For investors, foreclosing or paying a borrower to move out may often be more cost efficient than time-consuming loan workouts, said Diane Thompson, attorney with the National Consumer Law Center based in Boston.
Seizing a property can be especially valuable to a fund in a market where home prices are rising, Thompson said. Another concern is that institutional investors aren’t subject to the same level of regulatory scrutiny as large banks, making it more difficult to police them, she said.
“It’s likely that at least some homeowners will find themselves losing their homes who should have been able to keep them,” she said. “Results will vary. Some will be getting good modifications they wouldn’t have gotten otherwise. For many people expectations will be raised and they’ll likely be disappointed.”
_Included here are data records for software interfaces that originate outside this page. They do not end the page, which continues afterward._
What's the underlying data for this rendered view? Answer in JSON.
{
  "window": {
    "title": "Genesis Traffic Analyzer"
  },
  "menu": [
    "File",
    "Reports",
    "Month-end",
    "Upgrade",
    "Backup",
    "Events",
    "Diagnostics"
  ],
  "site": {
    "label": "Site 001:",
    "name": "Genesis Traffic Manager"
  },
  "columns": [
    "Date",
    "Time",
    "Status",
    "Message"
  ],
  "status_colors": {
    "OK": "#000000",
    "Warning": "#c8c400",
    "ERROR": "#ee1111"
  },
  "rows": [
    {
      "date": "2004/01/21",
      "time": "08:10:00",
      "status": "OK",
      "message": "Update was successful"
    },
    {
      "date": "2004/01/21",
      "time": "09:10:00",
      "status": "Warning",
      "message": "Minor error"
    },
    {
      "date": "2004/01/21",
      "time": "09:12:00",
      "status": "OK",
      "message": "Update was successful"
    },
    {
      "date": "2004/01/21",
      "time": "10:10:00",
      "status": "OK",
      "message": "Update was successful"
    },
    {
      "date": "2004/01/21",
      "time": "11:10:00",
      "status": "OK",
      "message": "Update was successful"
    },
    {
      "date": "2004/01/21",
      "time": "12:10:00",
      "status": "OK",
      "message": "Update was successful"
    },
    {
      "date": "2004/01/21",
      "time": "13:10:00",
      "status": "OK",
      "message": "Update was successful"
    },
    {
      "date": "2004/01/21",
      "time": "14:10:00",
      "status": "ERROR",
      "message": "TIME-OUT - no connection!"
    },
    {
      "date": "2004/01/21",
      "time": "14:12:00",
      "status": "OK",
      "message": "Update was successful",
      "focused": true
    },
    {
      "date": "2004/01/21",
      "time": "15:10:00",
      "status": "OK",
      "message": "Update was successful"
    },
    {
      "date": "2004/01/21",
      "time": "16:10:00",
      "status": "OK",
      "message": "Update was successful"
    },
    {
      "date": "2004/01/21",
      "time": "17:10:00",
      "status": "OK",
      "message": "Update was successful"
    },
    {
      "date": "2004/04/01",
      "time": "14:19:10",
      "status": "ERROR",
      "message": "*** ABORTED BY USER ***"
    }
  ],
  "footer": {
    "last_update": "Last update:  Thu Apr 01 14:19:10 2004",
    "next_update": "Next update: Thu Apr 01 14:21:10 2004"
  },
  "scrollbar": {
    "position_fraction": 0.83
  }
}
American Homeowner Preservation gives homeowners three options, and borrowers often choose as if ordering from a menu, CEO Newbery said. They can pay off the mortgage by coming up with 90 percent of the property’s current value; accept a modified loan with a principal cut; or take between $1,000 and $5,000, depending on the home’s value, to hand over the keys or cooperate with a sale.
Newbery said his company started in 2008 as a nonprofit organization, and has retained its mission of keeping borrowers in their homes whenever possible. In Ragusa’s case, the firm can make a solid profit even after lowering his payment and the amount he owes, Newbery said.
American Homeowner Preservation purchased Ragusa’s mortgage for $134,000 from a fund that had acquired it from Citigroup. (C) Ragusa is now trying to come up with the $10,000 the firm is seeking in exchange for restructuring the loan, a payment that has increased from the original offer.
Ragusa, who now works in sales at the cable company for less than half his previous salary, owes $308,000 on his mortgage for the three-bedroom house, plus two years of payments. The balance will be knocked down to $211,500 if he makes the deal with American Homeowner Preservation.
“I’m sure the hedge funds are going to do a better job than banks in pushing these through, because they’ve had five years and have not done anything,” Newbery said. “The loans going into private hands and away from banks is a big step forward to resolving families in limbo.’
To contact the reporter on this story: Prashant Gopal in Boston at firstname.lastname@example.org